Aside from AOL, Yahoo! is easily a better investment at $16 per share than these other stocks. Yahoo! shareholders effectively missed the recent stock market rally and have seen a 1.0% decrease in price over the past year. Yahoo! shares currently trade at a high 18.1 price-to-earnings ratio, a higher value than the 14.2 average of the S&P 500 index. The price-to-book multiple of this stock is 1.54, cheaper than the 2.07 S&P 500 average. Yahoo! is also a sum of parts play with non-core assets like its Yahoo! Japan holdings which can be spun-off or sold to other firms. Investors should consider this value to be especially cheap because it does not include internally-developed intellectual property including patents, brands, and trademarks. These are fairly cheap valuation metrics for a firm which has the potential to turn around its operations.
It looks like Marissa Mayer is whole-heartedly trying to change Yahoo! by making big changes at the top. Since successfully changing the executive team, the market is now eagerly watching what it will do going forward. Since Yahoo's current price multiples are reasonable, this might be a good time for investors to buy into this story. Investors seeking value among Yahoo! peers should also consider AOL, and should avoid Facebook and LinkedIn. Google is somewhat more attractively priced than either Facebook or LinkedIn, but it is not trading at an attractive price multiple.

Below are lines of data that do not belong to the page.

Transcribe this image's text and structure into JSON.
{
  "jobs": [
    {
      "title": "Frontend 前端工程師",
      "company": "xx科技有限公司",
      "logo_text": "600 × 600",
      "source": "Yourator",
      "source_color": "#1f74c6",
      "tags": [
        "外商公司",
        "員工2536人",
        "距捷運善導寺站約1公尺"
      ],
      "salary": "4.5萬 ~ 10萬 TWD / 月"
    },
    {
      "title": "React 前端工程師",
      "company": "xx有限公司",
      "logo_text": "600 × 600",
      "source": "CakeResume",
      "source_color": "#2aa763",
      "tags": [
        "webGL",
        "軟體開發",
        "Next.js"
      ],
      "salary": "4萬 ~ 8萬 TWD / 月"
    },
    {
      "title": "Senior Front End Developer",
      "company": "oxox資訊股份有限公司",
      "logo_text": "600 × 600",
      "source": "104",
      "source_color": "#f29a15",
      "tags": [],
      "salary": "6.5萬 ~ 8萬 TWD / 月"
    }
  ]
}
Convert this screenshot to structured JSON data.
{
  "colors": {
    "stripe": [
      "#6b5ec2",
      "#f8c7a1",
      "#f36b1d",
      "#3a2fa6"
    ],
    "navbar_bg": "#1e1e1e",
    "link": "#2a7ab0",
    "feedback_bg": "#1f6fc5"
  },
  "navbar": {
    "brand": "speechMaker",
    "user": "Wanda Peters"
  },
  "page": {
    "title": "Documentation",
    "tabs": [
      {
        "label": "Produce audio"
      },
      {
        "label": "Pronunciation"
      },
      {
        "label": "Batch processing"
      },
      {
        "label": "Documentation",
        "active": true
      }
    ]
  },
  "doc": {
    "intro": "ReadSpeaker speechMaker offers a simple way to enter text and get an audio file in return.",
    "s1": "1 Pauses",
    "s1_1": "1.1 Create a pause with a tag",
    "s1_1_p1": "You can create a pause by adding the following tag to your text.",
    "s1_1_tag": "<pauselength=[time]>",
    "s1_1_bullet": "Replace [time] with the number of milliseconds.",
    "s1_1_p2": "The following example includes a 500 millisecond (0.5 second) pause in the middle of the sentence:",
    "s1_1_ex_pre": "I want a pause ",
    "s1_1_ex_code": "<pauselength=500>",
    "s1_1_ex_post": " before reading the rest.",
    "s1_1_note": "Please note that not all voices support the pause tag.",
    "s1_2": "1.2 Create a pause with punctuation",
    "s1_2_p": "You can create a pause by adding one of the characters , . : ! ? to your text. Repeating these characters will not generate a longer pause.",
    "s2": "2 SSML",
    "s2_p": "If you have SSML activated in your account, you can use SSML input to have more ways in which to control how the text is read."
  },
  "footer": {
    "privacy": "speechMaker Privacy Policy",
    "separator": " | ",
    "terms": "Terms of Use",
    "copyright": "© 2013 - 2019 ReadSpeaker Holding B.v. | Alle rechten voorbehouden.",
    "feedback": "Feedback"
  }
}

BillEdson11 has no positions in the stocks mentioned above. The Motley Fool owns shares of Facebook, Google, and LinkedIn and has the following options: long JAN 2014 $20.00 calls on Facebook. Motley Fool newsletter services recommend Facebook, Google, LinkedIn, and Yahoo!. Try any of our Foolish newsletter services free for 30 days. We Fools may not all hold the same opinions, but we all believe that considering a diverse range of insights makes us better investors. The Motley Fool has a disclosure policy.If you have questions about this post or the Fool’s blog network, click here for information.